SOMERSET, Ky. (LEX 18) — Sen. Rand Paul didn't waste any time before he criticized coronavirus restrictions while speaking at the Somerset Pulaski County Chamber of Commerce's lunch on Tuesday.
"There’s really exciting news out of Washington - and you may have not heard this - coming up on July 4th, three people can get together inside without a mask if they’ve been vaccinated," said Paul as he spoke before a seated, mostly mask-less crowd of about 100 people. "Do you think we should send President Biden a picture of our lunch today?"
Paul has been a vocal critic of Gov. Andy Beshear throughout the pandemic. On April 30, he called Gov. Beshear "drunk with power" on Twitter.
FL is open. TX is open. TN - mandates repealed. Even NEW YORK has set a firm date to fully reopen (not soon enough)— Senator Rand Paul (@RandPaul) April 30, 2021
But still not Kentucky, because of drunk with power @AndyBeshearKY
Beshear has recently faced pushback on his goal of 2.5 million people vaccinated to lift most of Kentucky's coronavirus restrictions. Some other states have set target dates for re-opening instead.
On Monday, Beshear stood by his 2.5 million goal.
"Setting a random date doesn’t make our people safe, lots of people getting vaccinated makes them safe," said Beshear.
Paul says he wants Kentuckians to be able to do what they want now.
"When [Beshear] says this, it’s not the actual number I disagree with. It’s that he’s opening his mouth at all to issue edicts when the state legislature has said you need to do it in conjunction with the state legislature," said Paul. "All the power is not centralized in one person."
"In a free society, each individual has to make that decision. So, if you’re 85 years old and haven’t been vaccinated yet, I’d still say you probably shouldn’t sit in a church," said Paul. "If you’re [young] and you haven’t been vaccinated yet, I don’t care if you’re in a church or not, from a physician's point of view."
Currently, the governor's emergency powers are a topic tied up in court. After Kentucky's legislature passed bills limiting the governor's powers, Beshear sued. The issue will soon be argued before the state's Supreme Court.
Paul called it the most important case in Kentucky and said he would be upset if the court sided with the governor.

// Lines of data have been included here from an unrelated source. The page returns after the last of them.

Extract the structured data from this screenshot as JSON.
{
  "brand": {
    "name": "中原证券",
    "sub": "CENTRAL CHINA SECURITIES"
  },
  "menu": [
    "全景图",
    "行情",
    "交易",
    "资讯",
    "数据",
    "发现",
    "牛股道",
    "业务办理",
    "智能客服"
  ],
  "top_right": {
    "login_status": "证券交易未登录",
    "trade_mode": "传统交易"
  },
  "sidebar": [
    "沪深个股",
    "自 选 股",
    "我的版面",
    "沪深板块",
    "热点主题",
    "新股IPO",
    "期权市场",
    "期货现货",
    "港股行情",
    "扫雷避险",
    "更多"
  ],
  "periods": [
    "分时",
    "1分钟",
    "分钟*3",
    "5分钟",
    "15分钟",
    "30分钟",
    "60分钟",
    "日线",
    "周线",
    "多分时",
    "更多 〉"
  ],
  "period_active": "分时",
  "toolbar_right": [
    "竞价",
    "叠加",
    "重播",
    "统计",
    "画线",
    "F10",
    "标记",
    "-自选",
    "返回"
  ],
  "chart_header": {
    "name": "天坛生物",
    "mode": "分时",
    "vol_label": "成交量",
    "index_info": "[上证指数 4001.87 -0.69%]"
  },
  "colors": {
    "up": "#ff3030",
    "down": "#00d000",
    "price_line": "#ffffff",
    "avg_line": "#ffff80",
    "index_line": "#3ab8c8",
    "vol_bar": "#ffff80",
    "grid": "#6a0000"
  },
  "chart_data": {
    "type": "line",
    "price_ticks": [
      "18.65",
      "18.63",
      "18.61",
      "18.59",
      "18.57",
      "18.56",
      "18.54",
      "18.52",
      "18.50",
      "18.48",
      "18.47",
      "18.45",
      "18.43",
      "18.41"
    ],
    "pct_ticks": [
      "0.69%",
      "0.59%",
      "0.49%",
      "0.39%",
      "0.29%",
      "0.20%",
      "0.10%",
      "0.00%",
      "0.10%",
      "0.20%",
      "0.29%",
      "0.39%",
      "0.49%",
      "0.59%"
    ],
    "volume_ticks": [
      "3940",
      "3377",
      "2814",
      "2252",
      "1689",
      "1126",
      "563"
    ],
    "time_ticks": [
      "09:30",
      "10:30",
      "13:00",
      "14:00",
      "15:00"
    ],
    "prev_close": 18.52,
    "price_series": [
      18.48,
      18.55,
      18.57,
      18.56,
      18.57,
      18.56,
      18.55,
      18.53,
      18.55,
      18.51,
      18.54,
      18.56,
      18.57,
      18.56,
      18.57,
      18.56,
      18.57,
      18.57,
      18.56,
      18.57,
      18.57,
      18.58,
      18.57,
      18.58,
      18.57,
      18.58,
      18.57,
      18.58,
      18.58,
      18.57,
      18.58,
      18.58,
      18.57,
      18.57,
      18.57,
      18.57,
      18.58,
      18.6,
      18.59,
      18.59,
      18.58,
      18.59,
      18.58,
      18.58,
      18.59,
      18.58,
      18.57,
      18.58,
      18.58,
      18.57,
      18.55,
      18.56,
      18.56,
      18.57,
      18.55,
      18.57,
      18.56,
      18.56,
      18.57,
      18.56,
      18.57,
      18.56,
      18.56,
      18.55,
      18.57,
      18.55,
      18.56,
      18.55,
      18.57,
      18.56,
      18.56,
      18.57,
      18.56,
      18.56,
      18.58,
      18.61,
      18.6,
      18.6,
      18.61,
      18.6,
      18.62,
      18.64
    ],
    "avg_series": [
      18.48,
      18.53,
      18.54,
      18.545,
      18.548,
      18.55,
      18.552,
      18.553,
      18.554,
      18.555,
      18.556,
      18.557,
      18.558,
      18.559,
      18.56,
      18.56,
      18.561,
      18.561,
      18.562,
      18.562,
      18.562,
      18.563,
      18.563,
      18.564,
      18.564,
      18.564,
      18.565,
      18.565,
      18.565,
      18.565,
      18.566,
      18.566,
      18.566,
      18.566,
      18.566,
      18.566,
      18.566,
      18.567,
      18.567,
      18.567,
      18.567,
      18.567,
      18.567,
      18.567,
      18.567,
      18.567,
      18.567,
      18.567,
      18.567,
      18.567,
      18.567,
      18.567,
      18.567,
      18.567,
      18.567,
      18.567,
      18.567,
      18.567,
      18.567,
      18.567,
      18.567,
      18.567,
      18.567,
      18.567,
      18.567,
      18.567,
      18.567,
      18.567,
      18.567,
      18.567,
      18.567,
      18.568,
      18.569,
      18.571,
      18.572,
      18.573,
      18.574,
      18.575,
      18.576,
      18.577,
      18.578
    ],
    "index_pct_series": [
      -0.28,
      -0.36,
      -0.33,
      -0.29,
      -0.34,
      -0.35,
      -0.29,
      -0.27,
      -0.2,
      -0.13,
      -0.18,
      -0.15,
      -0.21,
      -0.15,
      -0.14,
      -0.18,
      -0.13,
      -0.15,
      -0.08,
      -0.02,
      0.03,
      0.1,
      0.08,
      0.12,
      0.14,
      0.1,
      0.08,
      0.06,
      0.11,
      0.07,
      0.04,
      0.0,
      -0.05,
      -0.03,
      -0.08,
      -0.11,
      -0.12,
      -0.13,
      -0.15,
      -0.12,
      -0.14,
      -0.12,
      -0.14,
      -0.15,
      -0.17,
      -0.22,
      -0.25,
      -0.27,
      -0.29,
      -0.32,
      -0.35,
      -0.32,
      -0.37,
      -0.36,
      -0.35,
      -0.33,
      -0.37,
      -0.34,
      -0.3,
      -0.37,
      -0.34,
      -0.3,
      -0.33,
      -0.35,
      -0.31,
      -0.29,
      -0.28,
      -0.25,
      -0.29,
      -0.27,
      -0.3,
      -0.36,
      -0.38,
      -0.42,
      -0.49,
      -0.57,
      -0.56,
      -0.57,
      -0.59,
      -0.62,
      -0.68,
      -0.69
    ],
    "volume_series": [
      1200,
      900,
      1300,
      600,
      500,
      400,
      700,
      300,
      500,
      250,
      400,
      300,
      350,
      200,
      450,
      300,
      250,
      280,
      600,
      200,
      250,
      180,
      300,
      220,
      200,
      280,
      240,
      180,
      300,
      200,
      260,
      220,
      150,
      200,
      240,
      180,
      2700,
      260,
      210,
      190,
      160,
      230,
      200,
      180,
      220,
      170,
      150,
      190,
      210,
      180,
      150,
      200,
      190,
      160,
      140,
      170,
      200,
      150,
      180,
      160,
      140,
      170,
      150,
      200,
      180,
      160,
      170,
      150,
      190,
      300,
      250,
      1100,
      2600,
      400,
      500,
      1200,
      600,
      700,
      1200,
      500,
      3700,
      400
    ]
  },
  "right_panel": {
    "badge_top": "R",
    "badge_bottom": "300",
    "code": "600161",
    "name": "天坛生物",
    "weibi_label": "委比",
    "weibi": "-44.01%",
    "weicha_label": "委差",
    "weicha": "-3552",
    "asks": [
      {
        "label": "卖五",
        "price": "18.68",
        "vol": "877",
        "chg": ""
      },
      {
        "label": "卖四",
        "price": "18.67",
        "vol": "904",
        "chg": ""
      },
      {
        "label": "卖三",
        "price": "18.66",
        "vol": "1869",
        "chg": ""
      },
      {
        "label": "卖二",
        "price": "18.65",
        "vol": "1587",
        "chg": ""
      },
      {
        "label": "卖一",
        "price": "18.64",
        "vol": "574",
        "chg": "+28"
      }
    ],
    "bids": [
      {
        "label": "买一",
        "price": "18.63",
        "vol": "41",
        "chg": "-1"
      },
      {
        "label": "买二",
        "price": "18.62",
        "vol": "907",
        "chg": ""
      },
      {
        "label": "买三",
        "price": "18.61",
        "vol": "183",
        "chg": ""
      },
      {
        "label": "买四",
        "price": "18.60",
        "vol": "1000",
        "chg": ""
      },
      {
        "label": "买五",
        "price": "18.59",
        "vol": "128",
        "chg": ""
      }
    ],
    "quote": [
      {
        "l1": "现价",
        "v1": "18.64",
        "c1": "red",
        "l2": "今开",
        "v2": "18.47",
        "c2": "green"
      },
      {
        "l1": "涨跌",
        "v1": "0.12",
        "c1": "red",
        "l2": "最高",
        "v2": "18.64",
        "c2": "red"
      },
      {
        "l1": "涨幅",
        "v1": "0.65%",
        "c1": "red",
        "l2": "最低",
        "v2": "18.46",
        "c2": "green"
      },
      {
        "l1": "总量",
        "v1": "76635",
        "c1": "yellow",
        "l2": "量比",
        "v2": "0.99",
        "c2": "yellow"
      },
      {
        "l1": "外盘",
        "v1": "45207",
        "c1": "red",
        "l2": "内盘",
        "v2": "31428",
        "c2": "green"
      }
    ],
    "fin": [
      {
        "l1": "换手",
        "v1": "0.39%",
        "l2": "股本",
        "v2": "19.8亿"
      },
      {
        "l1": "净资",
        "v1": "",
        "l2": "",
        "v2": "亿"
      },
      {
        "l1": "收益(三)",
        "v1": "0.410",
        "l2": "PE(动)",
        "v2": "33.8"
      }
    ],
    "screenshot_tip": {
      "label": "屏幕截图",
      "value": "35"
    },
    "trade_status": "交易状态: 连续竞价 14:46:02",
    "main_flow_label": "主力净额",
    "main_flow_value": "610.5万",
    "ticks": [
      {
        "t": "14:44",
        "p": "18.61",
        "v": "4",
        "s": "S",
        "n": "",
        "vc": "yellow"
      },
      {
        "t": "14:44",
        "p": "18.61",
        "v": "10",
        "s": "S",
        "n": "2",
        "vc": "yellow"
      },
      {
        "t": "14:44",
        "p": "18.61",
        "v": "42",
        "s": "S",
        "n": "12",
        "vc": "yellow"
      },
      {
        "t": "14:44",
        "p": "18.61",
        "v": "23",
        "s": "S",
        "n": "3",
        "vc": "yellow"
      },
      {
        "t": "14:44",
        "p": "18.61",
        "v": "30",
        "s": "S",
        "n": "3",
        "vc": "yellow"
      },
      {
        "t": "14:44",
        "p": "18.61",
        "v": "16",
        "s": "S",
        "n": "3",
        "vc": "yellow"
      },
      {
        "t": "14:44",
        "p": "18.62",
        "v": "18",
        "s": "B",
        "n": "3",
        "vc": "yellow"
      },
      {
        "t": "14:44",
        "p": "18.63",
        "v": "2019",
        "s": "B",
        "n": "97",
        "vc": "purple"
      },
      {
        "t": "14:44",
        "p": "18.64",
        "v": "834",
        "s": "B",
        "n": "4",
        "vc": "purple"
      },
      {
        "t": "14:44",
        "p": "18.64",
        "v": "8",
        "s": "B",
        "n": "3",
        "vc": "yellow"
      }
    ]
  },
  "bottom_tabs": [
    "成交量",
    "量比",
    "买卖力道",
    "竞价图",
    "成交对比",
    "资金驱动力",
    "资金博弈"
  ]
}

"I can’t imagine that they will. I think [Beshear's] argument is so far out of the mainstream - that the legislature can’t limit powers they gave him," said Paul. "They gave him the powers in the 1990s. They’re simply limiting the powers they gave him - if they can’t do that, it gets rid of one of the fundamental checks and balances and I will be very, very disappointed."